- [Items from an interface collection]:
####################
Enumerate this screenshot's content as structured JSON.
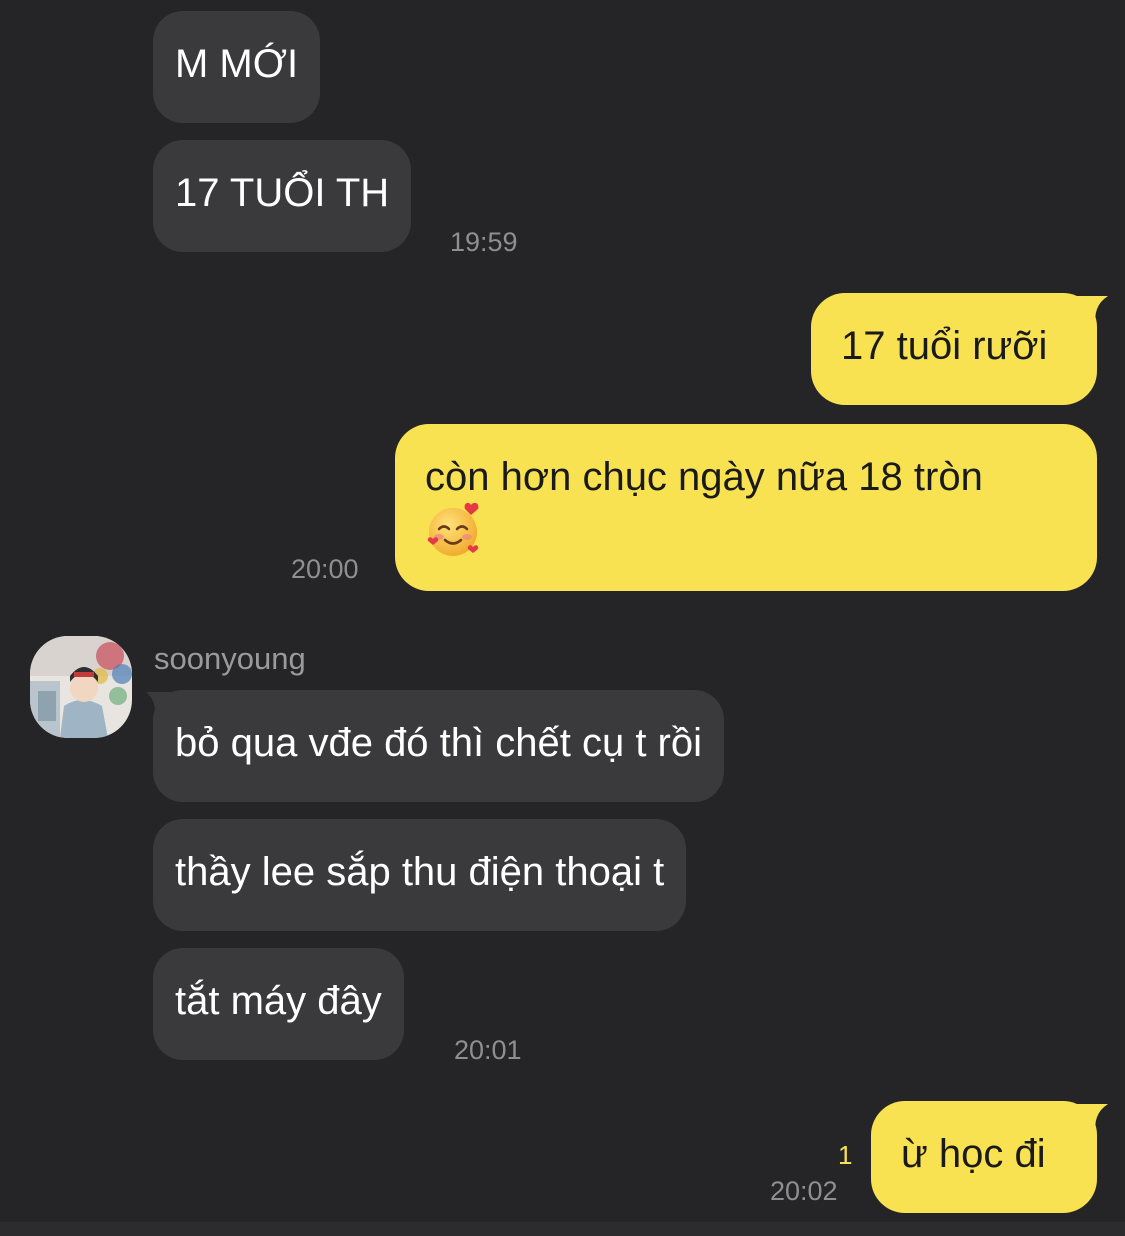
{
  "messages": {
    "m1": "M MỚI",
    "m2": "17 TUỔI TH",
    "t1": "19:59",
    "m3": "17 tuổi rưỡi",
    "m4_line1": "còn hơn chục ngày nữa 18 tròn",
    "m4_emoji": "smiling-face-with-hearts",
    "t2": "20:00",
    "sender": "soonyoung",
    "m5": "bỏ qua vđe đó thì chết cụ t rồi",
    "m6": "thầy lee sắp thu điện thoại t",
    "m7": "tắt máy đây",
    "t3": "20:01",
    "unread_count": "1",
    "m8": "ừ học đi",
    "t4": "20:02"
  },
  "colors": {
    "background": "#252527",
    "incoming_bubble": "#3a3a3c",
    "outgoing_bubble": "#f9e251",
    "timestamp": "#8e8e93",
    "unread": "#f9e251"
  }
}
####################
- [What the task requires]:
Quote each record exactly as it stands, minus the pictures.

- [Solution to the problem]:
Enumerate this screenshot's content as structured JSON.
{
  "messages": {
    "m1": "M MỚI",
    "m2": "17 TUỔI TH",
    "t1": "19:59",
    "m3": "17 tuổi rưỡi",
    "m4_line1": "còn hơn chục ngày nữa 18 tròn",
    "m4_emoji": "smiling-face-with-hearts",
    "t2": "20:00",
    "sender": "soonyoung",
    "m5": "bỏ qua vđe đó thì chết cụ t rồi",
    "m6": "thầy lee sắp thu điện thoại t",
    "m7": "tắt máy đây",
    "t3": "20:01",
    "unread_count": "1",
    "m8": "ừ học đi",
    "t4": "20:02"
  },
  "colors": {
    "background": "#252527",
    "incoming_bubble": "#3a3a3c",
    "outgoing_bubble": "#f9e251",
    "timestamp": "#8e8e93",
    "unread": "#f9e251"
  }
}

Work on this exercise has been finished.